If you think that was a bit negative, here’s a peek at the Lobby of the Carolina Ice Palace from his perspective:

Express hauled out this morning at 0738h., and now here McCain is at 0822 almost running back and forth on the raised stage in a Carolina Ice Palace lobby so off-the-charts hideous that the press all pass up the free pastry. (The lobby’s lined with red and blue rubber—yes, rubber—and 20 feet up a green iron spiral staircase is an open mezzanine with fencing of mustard-colored pipe from which hang long purple banners for the Lowcountry Youth Hockey Association, and you can hear the rink’s organ someplace inside and a symphony of twitters and boings from an enormous video arcade just down the bright-orange hall, and on either side of the THM stage are huge monitors composed of nine identical screens arrayed 3 x 3, and the monitor on the left has nine identical McCain faces talking but the one on the right has just one big McCain face cut into nine separate squares, and every ft2of the nauseous lobby is occupied by wildly supportive South Carolinians, and it’s 95º at least, and the whole thing is so sensuously assaultive that all the media except Jim C. and the techs turn around and listen facing away, most drinking more than one cup of coffee at once).

These descriptions brought to mind Robert Burns poem “To a Louse” :

Ha! whaur ye gaun, ye crowlin ferlie?
Your impudence protects you sairly;
I canna say but ye strunt rarely,
Owre gauze and lace;
Tho’, faith!

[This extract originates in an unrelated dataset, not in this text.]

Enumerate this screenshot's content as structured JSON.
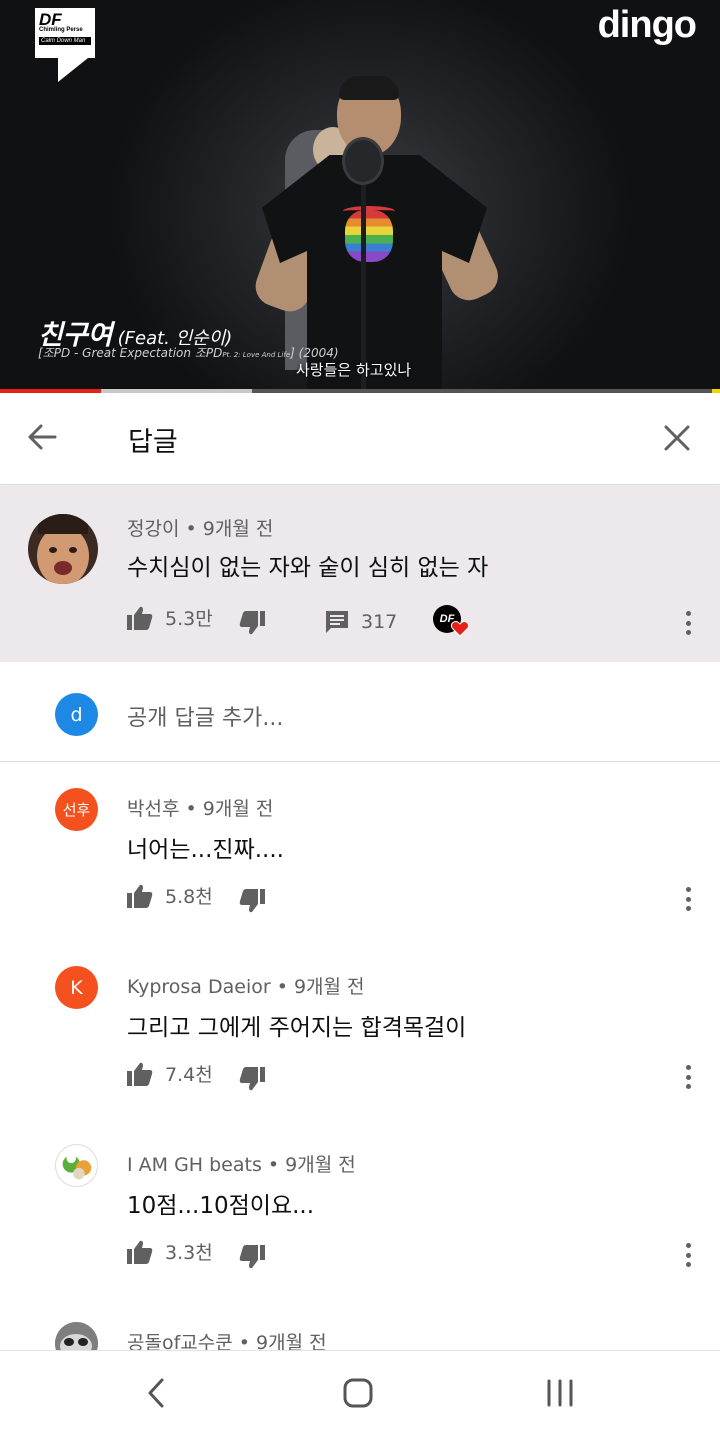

I fear ye dine but sparely
On sic a place.

Ye ugly, creepin, blastit wonner,
Detested, shunn’d by saunt an’ sinner,
How daur ye set your fit upon her-
Sae fine a lady?
Gae somewhere else and seek your dinner
On some poor body.

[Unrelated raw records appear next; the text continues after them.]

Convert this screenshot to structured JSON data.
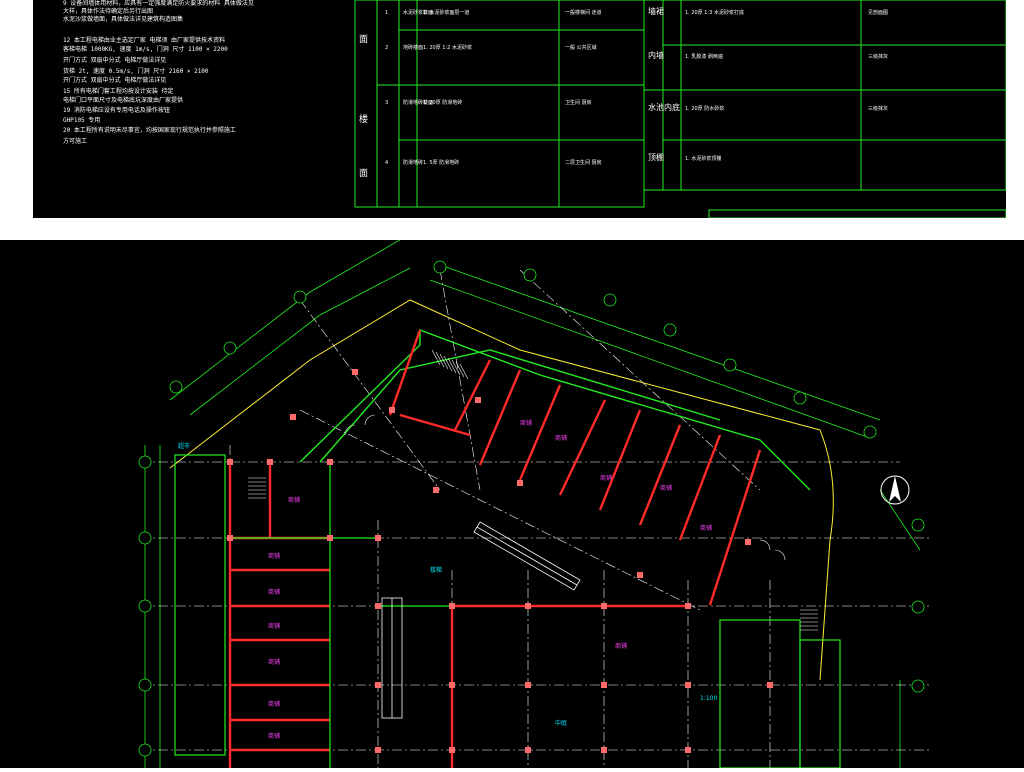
{
  "colors": {
    "background": "#000000",
    "page": "#ffffff",
    "wall": "#ff2a2a",
    "wall_fill": "#ff6a6a",
    "axis_line": "#ffffff",
    "dimension": "#22ee22",
    "grid_bubble": "#22ee22",
    "table_line": "#22ee22",
    "label": "#ff44ff",
    "annotation": "#00e5ff",
    "outline": "#ffee33",
    "note_text": "#ffffff"
  },
  "notes": {
    "lines": [
      "9  设备间墙体用材料，应具有一定强度满足防火要求的材料 具体做法见",
      "   大样，具体作法待确定后另行出图",
      "   水泥沙浆做墙面，具体做法详见建筑构造图集",
      "12  本工程电梯由业主选定厂家 电梯须 由厂家提供技术资料",
      "    客梯电梯  1000KG, 速度 1m/s, 门洞 尺寸  1100 × 2200",
      "            开门方式 双扇中分式 电梯厅做法详见",
      "            货梯  2t, 速度 0.5m/s, 门洞 尺寸 2160 × 2100",
      "            开门方式 双扇中分式 电梯厅做法详见",
      "15  所有电梯门套工程均按设计安装  待定",
      "    电梯门口平面尺寸及电梯底坑深度由厂家提供",
      "19  消防电梯应设有专用电话及操作按钮",
      "    GHP105  专用",
      "20  本工程所有说明未尽事宜，均按国家现行规范执行并参照施工",
      "    方可施工"
    ]
  },
  "materials_table": {
    "left_group_1": "面",
    "left_group_2": "楼",
    "left_group_3": "面",
    "rows": [
      {
        "code": "1",
        "type": "水泥砂浆楼面",
        "spec": "1. 水泥砂浆面层一道",
        "note": "一般楼梯间 走道"
      },
      {
        "code": "2",
        "type": "地砖楼面",
        "spec": "1. 20厚 1:2 水泥砂浆",
        "note": "一般 公共区域"
      },
      {
        "code": "3",
        "type": "防滑地砖楼面",
        "spec": "1. 20厚 防滑地砖",
        "note": "卫生间 厨房"
      },
      {
        "code": "4",
        "type": "防滑地砖",
        "spec": "1. 5厚 防滑地砖",
        "note": "二层卫生间 厨房"
      }
    ],
    "right_rows": [
      {
        "category": "墙裙",
        "spec": "1. 20厚 1:3 水泥砂浆打底",
        "note": "见剖面图"
      },
      {
        "category": "内墙",
        "spec": "1. 乳胶漆 刷两遍",
        "note": "三级抹灰"
      },
      {
        "category": "水池内底",
        "spec": "1. 20厚 防水砂浆",
        "note": "三级抹灰"
      },
      {
        "category": "顶棚",
        "spec": "1. 水泥砂浆顶棚",
        "note": ""
      }
    ]
  },
  "plan": {
    "room_label": "商铺",
    "label_market": "超市",
    "label_stair": "楼梯",
    "label_open": "中庭",
    "label_scale": "1:100"
  }
}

Swith! in some beggar’s haffet squattle;
There ye may creep, and sprawl, and sprattle,
Wi’ ither kindred, jumping cattle,
In shoals and nations;
Whaur horn nor bane ne’er daur unsettle
Your thick plantations.

Now haud you there, ye’re out o’ sight,
Below the fatt’rels, snug and tight;
Na, faith ye yet! ye’ll no be right,
Till ye’ve got on it-
The verra tapmost, tow’rin height
O’ Miss’ bonnet.

My sooth! right bauld ye set your nose out,
As plump an’ grey as ony groset:
O for some rank, mercurial rozet,
Or fell, red smeddum,
I’d gie you sic a hearty dose o’t,
Wad dress your droddum.

I wad na been surpris’d to spy
You on an auld wife’s flainen toy;
Or aiblins some bit dubbie boy,
On’s wyliecoat;
But Miss’ fine Lunardi! fye!
How daur ye do’t?

O Jeany, dinna toss your head,
An’ set your beauties a’ abread!
Ye little ken what cursed speed
The blastie’s makin:
Thae winks an’ finger-ends, I dread,
Are notice takin.

O wad some Power the giftie gie us
To see oursels as ithers see us!
It wad frae mony a blunder free us,
An’ foolish notion:
What airs in dress an’ gait wad lea’e us,
An’ ev’n devotion!